WORK ORDER:
When the string "recession" is part of a line in the data below, report the whole line.

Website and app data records
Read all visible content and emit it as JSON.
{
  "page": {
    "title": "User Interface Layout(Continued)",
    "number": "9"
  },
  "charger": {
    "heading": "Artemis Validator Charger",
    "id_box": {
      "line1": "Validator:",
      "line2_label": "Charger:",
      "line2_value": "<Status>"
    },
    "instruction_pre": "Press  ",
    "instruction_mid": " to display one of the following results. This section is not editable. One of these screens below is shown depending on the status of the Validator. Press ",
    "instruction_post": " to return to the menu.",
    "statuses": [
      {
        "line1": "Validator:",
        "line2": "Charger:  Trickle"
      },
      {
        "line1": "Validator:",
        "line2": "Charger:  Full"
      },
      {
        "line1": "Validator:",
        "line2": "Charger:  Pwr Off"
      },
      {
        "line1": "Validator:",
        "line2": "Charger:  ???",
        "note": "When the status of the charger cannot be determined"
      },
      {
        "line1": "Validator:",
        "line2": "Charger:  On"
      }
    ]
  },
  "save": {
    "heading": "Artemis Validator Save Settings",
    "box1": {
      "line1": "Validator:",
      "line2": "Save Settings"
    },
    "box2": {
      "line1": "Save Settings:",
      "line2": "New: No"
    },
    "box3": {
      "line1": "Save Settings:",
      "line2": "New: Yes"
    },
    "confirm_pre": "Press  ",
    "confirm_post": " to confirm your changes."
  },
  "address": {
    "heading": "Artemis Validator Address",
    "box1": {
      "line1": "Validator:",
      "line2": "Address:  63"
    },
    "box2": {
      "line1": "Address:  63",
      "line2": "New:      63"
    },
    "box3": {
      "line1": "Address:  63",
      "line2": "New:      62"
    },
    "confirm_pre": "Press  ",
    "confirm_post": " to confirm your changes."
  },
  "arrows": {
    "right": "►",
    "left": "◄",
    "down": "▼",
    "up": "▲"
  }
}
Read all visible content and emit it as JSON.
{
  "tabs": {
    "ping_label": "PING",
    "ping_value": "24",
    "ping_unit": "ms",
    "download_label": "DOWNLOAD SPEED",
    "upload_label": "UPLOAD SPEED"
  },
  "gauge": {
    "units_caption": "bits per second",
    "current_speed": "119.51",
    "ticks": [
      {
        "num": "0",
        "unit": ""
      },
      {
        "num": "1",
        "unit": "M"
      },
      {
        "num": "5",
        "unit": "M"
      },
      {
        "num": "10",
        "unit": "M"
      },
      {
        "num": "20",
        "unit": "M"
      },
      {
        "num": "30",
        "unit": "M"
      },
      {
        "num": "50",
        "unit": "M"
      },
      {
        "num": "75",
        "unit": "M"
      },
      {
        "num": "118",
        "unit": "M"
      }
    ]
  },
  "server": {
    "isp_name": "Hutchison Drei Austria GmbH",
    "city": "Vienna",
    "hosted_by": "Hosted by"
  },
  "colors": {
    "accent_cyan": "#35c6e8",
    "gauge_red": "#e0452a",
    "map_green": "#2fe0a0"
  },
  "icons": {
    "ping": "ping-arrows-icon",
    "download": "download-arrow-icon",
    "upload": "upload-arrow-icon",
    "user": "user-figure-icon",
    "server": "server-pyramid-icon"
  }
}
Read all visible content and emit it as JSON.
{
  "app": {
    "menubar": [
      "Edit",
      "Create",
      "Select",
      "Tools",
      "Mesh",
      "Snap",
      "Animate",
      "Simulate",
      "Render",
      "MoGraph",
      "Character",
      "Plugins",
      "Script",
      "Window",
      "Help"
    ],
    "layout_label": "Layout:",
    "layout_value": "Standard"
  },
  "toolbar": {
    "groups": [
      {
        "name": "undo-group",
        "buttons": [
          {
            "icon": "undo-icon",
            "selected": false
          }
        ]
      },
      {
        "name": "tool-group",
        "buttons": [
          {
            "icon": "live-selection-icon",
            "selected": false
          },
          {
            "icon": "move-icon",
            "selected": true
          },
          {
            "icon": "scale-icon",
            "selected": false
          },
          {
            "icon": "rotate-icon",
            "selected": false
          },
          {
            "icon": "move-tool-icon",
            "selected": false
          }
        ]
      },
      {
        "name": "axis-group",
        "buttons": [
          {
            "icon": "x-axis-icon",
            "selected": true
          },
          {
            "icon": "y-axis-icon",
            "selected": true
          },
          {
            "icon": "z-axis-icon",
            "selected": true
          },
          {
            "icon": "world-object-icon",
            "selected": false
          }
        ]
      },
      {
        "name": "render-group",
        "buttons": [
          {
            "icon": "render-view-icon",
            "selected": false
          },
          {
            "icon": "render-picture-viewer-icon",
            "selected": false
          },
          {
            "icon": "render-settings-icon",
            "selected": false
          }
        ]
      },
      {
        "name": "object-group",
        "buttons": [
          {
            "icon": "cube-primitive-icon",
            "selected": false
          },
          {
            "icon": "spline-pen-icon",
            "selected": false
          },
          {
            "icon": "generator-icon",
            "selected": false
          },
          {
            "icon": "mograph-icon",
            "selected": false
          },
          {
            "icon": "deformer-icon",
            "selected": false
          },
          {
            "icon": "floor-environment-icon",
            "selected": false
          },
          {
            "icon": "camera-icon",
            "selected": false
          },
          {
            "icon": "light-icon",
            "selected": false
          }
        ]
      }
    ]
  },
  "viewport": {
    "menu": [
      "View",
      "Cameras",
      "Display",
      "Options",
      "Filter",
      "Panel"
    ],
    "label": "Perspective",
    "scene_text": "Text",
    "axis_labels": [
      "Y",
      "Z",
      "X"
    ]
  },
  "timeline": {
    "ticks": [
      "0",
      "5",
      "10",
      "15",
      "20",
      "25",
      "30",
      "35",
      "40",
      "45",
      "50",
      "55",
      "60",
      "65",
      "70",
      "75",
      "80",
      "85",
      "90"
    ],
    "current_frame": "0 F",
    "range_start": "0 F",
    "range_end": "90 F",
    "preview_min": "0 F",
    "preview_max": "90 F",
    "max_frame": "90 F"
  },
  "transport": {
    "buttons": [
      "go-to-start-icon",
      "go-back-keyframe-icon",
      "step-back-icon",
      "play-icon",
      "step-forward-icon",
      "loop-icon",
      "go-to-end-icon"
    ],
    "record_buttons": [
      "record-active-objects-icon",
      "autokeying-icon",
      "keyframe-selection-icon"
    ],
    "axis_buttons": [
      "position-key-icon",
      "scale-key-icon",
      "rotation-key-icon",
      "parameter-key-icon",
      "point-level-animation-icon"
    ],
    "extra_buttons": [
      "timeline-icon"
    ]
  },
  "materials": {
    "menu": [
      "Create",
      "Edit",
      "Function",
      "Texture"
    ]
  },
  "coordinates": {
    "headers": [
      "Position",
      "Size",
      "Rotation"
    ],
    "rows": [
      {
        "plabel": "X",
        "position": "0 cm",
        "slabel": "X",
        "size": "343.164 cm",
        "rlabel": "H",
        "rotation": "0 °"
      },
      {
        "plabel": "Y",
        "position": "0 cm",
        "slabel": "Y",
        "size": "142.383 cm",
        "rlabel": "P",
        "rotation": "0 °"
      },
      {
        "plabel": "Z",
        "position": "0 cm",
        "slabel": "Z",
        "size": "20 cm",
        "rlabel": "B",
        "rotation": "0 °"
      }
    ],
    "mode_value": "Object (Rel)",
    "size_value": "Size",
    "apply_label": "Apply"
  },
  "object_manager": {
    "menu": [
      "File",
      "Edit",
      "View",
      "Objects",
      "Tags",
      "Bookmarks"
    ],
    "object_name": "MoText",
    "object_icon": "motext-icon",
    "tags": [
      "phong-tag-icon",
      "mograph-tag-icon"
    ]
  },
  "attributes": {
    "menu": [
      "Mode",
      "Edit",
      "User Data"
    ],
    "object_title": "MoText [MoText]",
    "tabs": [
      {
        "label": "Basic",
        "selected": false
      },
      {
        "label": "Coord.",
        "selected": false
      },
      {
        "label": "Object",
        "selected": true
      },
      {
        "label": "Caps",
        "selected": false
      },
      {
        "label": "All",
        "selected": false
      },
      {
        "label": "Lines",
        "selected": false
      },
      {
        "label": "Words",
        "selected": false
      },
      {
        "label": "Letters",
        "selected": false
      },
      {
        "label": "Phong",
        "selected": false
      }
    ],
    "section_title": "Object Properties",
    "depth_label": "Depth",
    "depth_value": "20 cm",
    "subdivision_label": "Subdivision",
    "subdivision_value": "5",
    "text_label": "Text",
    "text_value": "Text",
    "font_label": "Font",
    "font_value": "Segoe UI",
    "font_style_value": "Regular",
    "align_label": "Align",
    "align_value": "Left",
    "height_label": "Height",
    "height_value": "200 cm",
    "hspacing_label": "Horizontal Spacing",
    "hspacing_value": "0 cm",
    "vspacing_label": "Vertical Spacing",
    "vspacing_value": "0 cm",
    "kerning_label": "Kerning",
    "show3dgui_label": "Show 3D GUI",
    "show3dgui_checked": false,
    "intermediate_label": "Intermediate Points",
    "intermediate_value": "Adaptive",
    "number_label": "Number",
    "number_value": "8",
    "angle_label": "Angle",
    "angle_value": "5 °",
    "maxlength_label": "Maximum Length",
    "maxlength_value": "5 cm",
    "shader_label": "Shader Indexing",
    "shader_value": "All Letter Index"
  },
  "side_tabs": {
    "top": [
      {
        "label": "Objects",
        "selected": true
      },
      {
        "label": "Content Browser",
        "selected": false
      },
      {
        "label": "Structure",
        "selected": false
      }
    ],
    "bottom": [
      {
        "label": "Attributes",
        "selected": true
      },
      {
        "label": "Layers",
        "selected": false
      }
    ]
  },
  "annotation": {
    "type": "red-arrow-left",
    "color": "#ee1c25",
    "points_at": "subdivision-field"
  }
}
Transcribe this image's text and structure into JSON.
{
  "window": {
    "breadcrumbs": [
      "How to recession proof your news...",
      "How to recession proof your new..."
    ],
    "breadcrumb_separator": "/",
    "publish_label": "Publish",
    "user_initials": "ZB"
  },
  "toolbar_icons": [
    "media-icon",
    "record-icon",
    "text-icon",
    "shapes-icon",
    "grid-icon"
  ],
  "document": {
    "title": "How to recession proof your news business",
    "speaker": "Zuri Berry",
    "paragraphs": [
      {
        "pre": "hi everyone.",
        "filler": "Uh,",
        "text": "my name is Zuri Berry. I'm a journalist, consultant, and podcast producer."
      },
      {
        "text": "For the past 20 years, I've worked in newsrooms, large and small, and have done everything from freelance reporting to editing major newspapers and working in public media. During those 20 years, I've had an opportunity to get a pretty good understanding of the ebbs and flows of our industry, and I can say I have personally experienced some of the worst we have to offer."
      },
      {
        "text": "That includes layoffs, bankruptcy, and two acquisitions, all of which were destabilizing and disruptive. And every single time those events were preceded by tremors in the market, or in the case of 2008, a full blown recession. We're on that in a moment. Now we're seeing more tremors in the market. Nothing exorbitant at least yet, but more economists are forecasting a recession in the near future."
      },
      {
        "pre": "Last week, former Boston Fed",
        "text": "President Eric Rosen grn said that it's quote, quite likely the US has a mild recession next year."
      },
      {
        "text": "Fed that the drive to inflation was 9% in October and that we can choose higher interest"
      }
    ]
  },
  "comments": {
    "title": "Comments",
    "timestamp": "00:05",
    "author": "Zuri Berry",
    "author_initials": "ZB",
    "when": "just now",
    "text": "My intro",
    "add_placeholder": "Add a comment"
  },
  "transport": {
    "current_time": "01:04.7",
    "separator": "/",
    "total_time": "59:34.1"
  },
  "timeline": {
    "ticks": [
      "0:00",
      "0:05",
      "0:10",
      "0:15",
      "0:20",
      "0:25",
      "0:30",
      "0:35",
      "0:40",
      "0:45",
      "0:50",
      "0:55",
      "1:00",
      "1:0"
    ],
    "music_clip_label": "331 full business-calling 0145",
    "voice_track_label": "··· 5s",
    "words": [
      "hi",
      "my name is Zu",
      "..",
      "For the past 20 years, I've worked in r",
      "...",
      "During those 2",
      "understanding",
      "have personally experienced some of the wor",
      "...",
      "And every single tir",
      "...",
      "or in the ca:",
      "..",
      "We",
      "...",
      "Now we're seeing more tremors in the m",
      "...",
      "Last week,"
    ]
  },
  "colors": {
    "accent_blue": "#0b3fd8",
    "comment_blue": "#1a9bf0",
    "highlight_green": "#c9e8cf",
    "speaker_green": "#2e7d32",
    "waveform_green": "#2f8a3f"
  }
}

WRITTEN ANSWER:
      "How to recession proof your news...",
      "How to recession proof your new..."
    "title": "How to recession proof your news business",
        "text": "That includes layoffs, bankruptcy, and two acquisitions, all of which were destabilizing and disruptive. And every single time those events were preceded by tremors in the market, or in the case of 2008, a full blown recession. We're on that in a moment. Now we're seeing more tremors in the market. Nothing exorbitant at least yet, but more economists are forecasting a recession in the near future."
        "text": "President Eric Rosen grn said that it's quote, quite likely the US has a mild recession next year."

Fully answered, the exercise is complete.